-- Provided entries follows --
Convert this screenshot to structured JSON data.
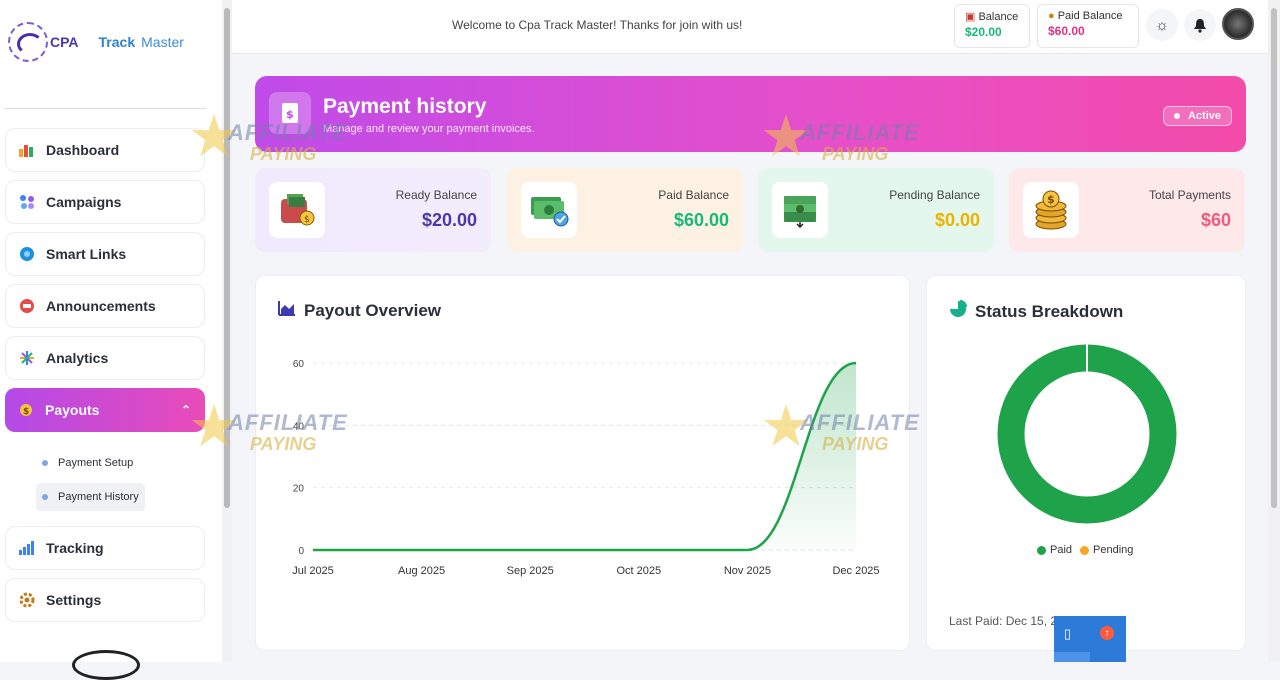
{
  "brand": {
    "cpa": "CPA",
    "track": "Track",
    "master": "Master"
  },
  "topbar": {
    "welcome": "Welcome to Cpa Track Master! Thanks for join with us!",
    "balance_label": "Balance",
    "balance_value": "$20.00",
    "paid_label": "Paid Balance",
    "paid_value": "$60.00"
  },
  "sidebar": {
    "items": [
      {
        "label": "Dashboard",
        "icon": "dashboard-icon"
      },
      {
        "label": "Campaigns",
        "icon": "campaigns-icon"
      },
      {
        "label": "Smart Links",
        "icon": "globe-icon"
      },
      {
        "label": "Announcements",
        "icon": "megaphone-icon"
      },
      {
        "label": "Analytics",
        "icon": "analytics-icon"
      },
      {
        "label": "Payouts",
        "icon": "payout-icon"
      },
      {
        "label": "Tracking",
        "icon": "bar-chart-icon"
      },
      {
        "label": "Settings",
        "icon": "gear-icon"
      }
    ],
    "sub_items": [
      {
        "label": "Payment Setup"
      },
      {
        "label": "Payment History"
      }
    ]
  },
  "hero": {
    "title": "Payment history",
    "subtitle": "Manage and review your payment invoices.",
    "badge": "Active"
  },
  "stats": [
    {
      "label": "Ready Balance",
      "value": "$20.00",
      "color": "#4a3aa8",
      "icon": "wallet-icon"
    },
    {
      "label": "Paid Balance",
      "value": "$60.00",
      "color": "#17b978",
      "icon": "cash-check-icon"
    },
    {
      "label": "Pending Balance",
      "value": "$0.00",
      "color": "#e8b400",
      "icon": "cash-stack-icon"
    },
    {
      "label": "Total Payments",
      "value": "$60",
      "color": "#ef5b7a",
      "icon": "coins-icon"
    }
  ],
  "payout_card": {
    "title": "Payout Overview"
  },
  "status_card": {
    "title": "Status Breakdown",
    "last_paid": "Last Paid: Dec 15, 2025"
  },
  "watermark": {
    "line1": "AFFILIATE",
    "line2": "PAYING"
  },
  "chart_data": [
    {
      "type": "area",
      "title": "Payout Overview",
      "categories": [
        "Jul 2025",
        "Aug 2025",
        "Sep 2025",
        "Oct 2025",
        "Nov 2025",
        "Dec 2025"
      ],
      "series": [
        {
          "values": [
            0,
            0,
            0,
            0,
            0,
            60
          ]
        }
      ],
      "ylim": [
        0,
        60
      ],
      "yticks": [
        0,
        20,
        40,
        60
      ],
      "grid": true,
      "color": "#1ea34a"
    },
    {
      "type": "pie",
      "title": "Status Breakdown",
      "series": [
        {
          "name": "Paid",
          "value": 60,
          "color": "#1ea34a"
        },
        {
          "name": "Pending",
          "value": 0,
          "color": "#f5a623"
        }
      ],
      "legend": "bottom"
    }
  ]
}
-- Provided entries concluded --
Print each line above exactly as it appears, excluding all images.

**Final answer:**
Convert this screenshot to structured JSON data.
{
  "brand": {
    "cpa": "CPA",
    "track": "Track",
    "master": "Master"
  },
  "topbar": {
    "welcome": "Welcome to Cpa Track Master! Thanks for join with us!",
    "balance_label": "Balance",
    "balance_value": "$20.00",
    "paid_label": "Paid Balance",
    "paid_value": "$60.00"
  },
  "sidebar": {
    "items": [
      {
        "label": "Dashboard",
        "icon": "dashboard-icon"
      },
      {
        "label": "Campaigns",
        "icon": "campaigns-icon"
      },
      {
        "label": "Smart Links",
        "icon": "globe-icon"
      },
      {
        "label": "Announcements",
        "icon": "megaphone-icon"
      },
      {
        "label": "Analytics",
        "icon": "analytics-icon"
      },
      {
        "label": "Payouts",
        "icon": "payout-icon"
      },
      {
        "label": "Tracking",
        "icon": "bar-chart-icon"
      },
      {
        "label": "Settings",
        "icon": "gear-icon"
      }
    ],
    "sub_items": [
      {
        "label": "Payment Setup"
      },
      {
        "label": "Payment History"
      }
    ]
  },
  "hero": {
    "title": "Payment history",
    "subtitle": "Manage and review your payment invoices.",
    "badge": "Active"
  },
  "stats": [
    {
      "label": "Ready Balance",
      "value": "$20.00",
      "color": "#4a3aa8",
      "icon": "wallet-icon"
    },
    {
      "label": "Paid Balance",
      "value": "$60.00",
      "color": "#17b978",
      "icon": "cash-check-icon"
    },
    {
      "label": "Pending Balance",
      "value": "$0.00",
      "color": "#e8b400",
      "icon": "cash-stack-icon"
    },
    {
      "label": "Total Payments",
      "value": "$60",
      "color": "#ef5b7a",
      "icon": "coins-icon"
    }
  ],
  "payout_card": {
    "title": "Payout Overview"
  },
  "status_card": {
    "title": "Status Breakdown",
    "last_paid": "Last Paid: Dec 15, 2025"
  },
  "watermark": {
    "line1": "AFFILIATE",
    "line2": "PAYING"
  },
  "chart_data": [
    {
      "type": "area",
      "title": "Payout Overview",
      "categories": [
        "Jul 2025",
        "Aug 2025",
        "Sep 2025",
        "Oct 2025",
        "Nov 2025",
        "Dec 2025"
      ],
      "series": [
        {
          "values": [
            0,
            0,
            0,
            0,
            0,
            60
          ]
        }
      ],
      "ylim": [
        0,
        60
      ],
      "yticks": [
        0,
        20,
        40,
        60
      ],
      "grid": true,
      "color": "#1ea34a"
    },
    {
      "type": "pie",
      "title": "Status Breakdown",
      "series": [
        {
          "name": "Paid",
          "value": 60,
          "color": "#1ea34a"
        },
        {
          "name": "Pending",
          "value": 0,
          "color": "#f5a623"
        }
      ],
      "legend": "bottom"
    }
  ]
}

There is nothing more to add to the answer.